Summit Aviation President Ben Walton, who began the program after personally seeing the effects of cancer, believes that to say the camp was a success, “would be an understatement.”
“I can say wholeheartedly that this has been the most incredible aviation experience of my life,” Walton said after the first camp in 2014. “These young adults have spent a large part of their lives fighting for their lives. If anyone deserves an experience like this, they do. I know they treasure each day more than we do, but they also fear each day the cancer might return. My hope is that this experience will give them new confidence, that it will help them overcome their fears, and that they all can become pilots someday soon."
For one pilot – 2015 camp participant Nina Garkavi – the camp changed her outlook on life.

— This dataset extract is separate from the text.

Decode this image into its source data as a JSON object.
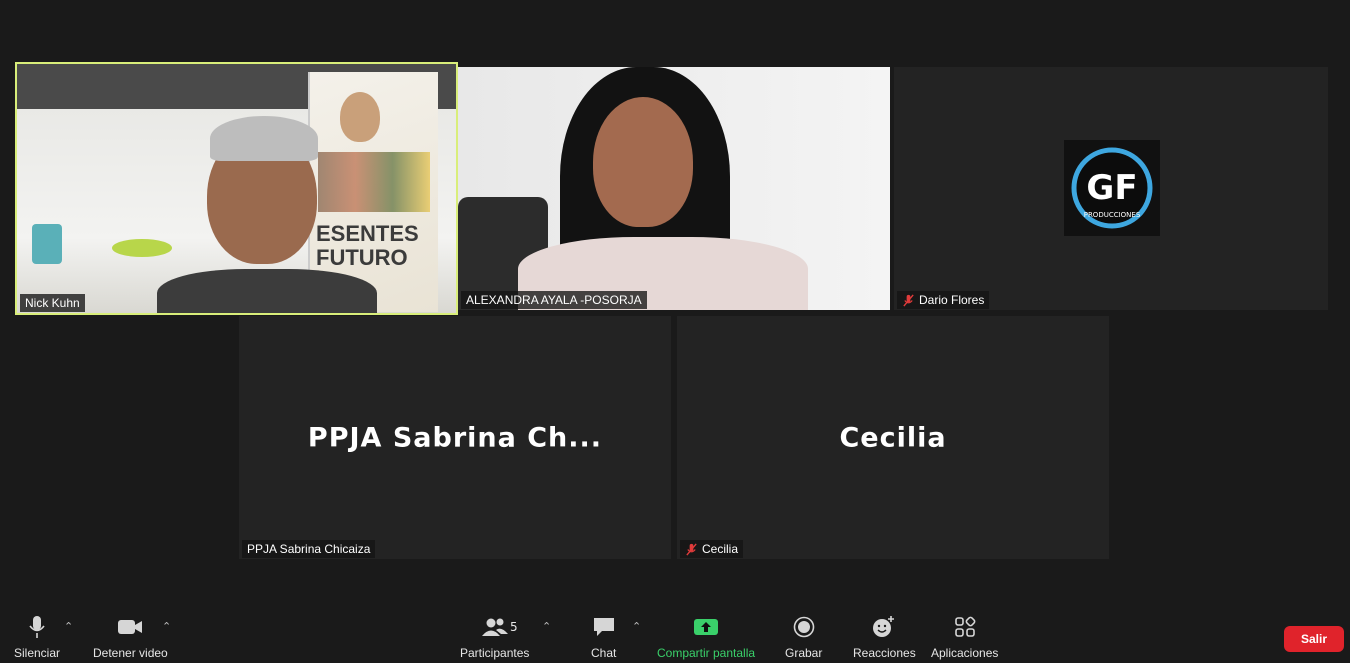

“Flying over Montana gave me a new perspective, an entirely different angle: zoomed out and from above,” Garkavi said. “I felt overwhelmingly alive and free. It reminded me that I could fly over every problem that comes my way. If I simply turn on the mindset, delicately balance the pedals to stay on track, slowly start pulling the joystick – I’m headed upward, flying over the clouds. The wind is always unpredictable and turbulence may occur, but nevertheless, it is possible to soar through it. Flight camp proved to me that challenges can lead to amazing experiences. Perhaps the last three years of learning to use my left hand (after cancer affected her dominant right hand) made me a better pilot than I ever could have been. It’s been weeks since I was soaring above beautiful mountains, but in my mind, I am still flying high."